She gave me a photocopied article from an old newspaper. It contained an account of Fred Cooper’s early photography in the Southern Alps. This fascinated me. Later on I met a family member when visiting Christchurch who shared with me some stories. He showed me some glass negatives he believed Fred Cooper had created.
Many years later, as I prepared my first solo exhibition of photomontages, I decided to research my great grandfather a little more. I discovered a blog about early New Zealand photographers containing more information. I found some new information. What captivated my attention was a panorama Fred Cooper had created on his first expedition. It was of five photos of the Tasman Glacier and the Mt. Cook Range.
To discover that in my family history, over one hundred years ago, my great grandfather had made photomontages astounded me.
Fred Cooper used a common type plate camera at that time. He used 8 X 10 inch glass negatives to make his photos. On his first excursion, he carried with him 60 Ilford brand glass plates in five packs. These were very fragile so had to be treated with care at all times. The weight of the glass alone was over 18kg (40 pounds.) He then still had to carry his camera, tripod, and other accessories.
His camera had a simple Marion lens consisting of two parts.
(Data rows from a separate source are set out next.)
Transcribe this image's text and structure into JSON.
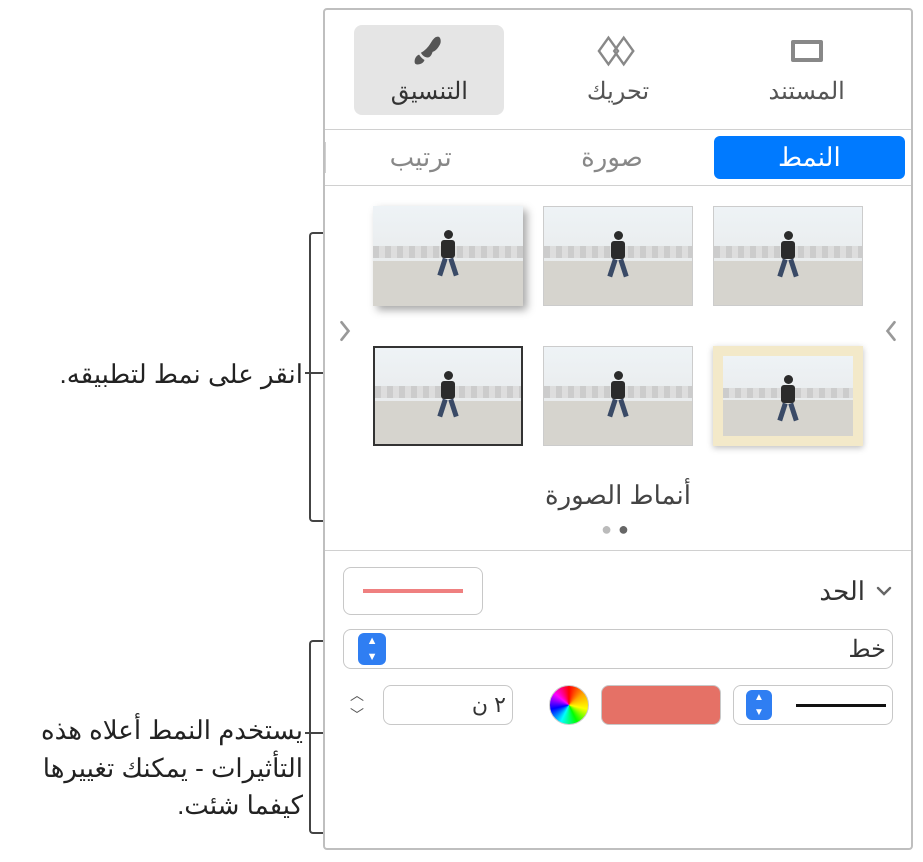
{
  "top_tabs": {
    "format": "التنسيق",
    "animate": "تحريك",
    "document": "المستند"
  },
  "sub_tabs": {
    "style": "النمط",
    "image": "صورة",
    "arrange": "ترتيب"
  },
  "styles_label": "أنماط الصورة",
  "callouts": {
    "apply_style": "انقر على نمط لتطبيقه.",
    "effects": "يستخدم النمط أعلاه هذه التأثيرات - يمكنك تغييرها كيفما شئت."
  },
  "border": {
    "title": "الحد",
    "type_label": "خط",
    "size_value": "٢ ن"
  },
  "colors": {
    "accent": "#007aff",
    "border_color": "#e57166"
  }
}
On the front was a wide-angle and when removed acted as a standard lens. The camera frame was wooden with tapered bellows that were most likely leather. His shutter release was a short cable with a button. When the button was pressed the shutter would remain open until the button was depressed. The aperture was probably set by turning a brass disk in the side of the lens that had various sized openings in it. The ISO was determined by the light-sensitive emulsion on the glass plates.
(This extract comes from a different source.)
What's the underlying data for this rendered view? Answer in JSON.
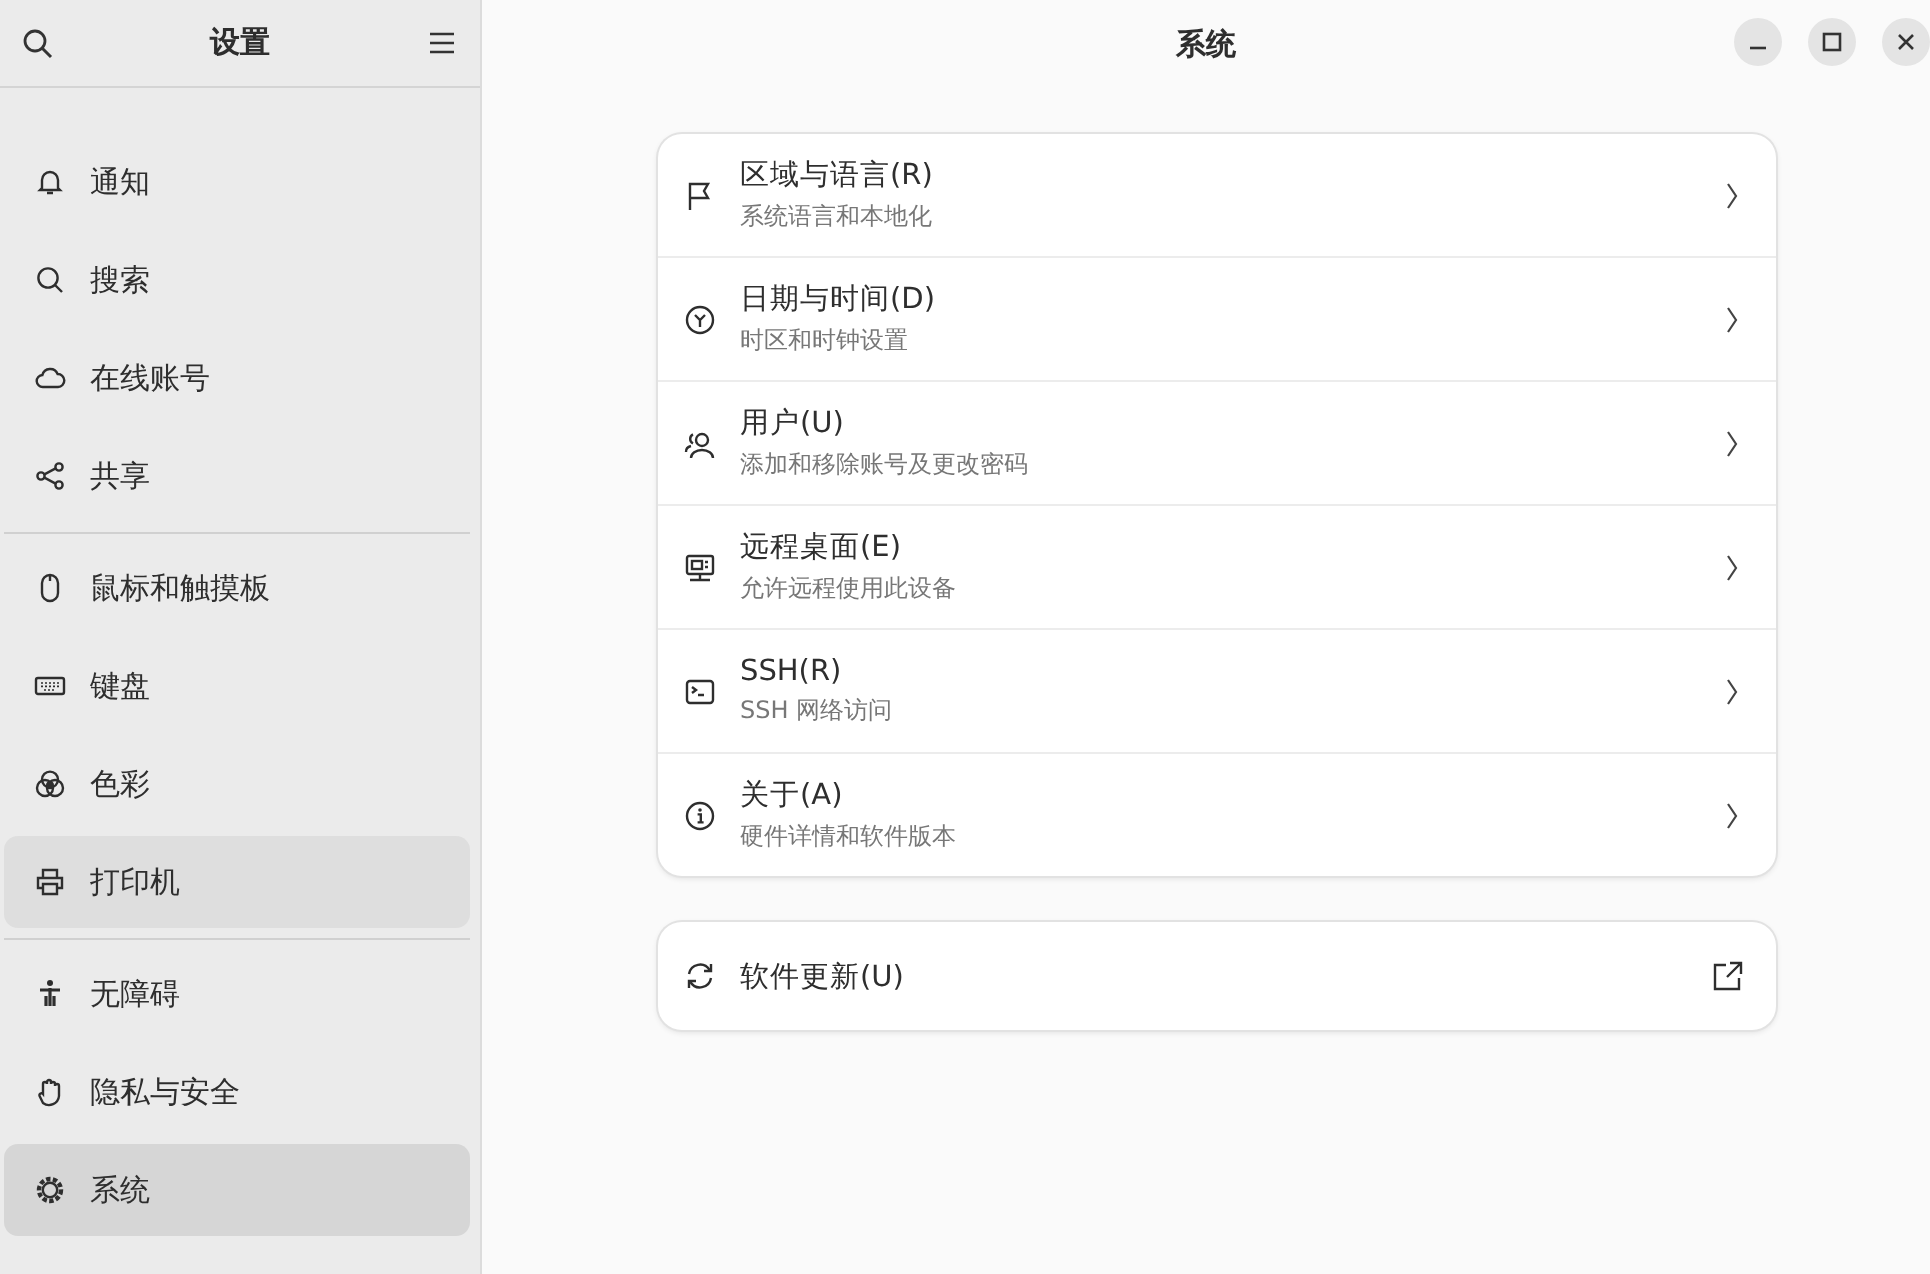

Essential Operation is the Same
The form of Fred Cooper’s camera was quite different from a modern digital camera. Essentially the operation of how it made photographs is the same as the cameras I use today. Light enters the lens and is then governed by an aperture and shutter speed to leave an impression of an image on a light-sensitive surface.
There was nothing automatic about Fred Cooper’s camera or photography experience. Even the shutter duration was not pre-set. Many years later Fred talked about the difficulty of using such basic equipment. He said, “We professional photographers would not worry about the number of stop to be used. We would judge it. Likewise, the length of the exposure. You see it was all done by instinct.”
So at the age of nineteen, Fred Cooper was proficient with a bulky camera that used 8 X 10 inch glass plates as negatives. He hauled all his equipment into the mountains where no other photographer had ventured. He created a series of stunning images that remain part of our nation’s heritage.
It’s easy to rely heavily on the technology we have in our hands when we hold our modern cameras. Where does this leave instinct? Far away from our way of working. This is why I so often teach photographers that you must learn to know your camera so well you can use it without paying too much attention to it. When you can do this your instinct and intuition will kick in and you will become a more creative photographer.
If you’re interested to read more about Fred Cooper’s Mt Cook exploration, please click here.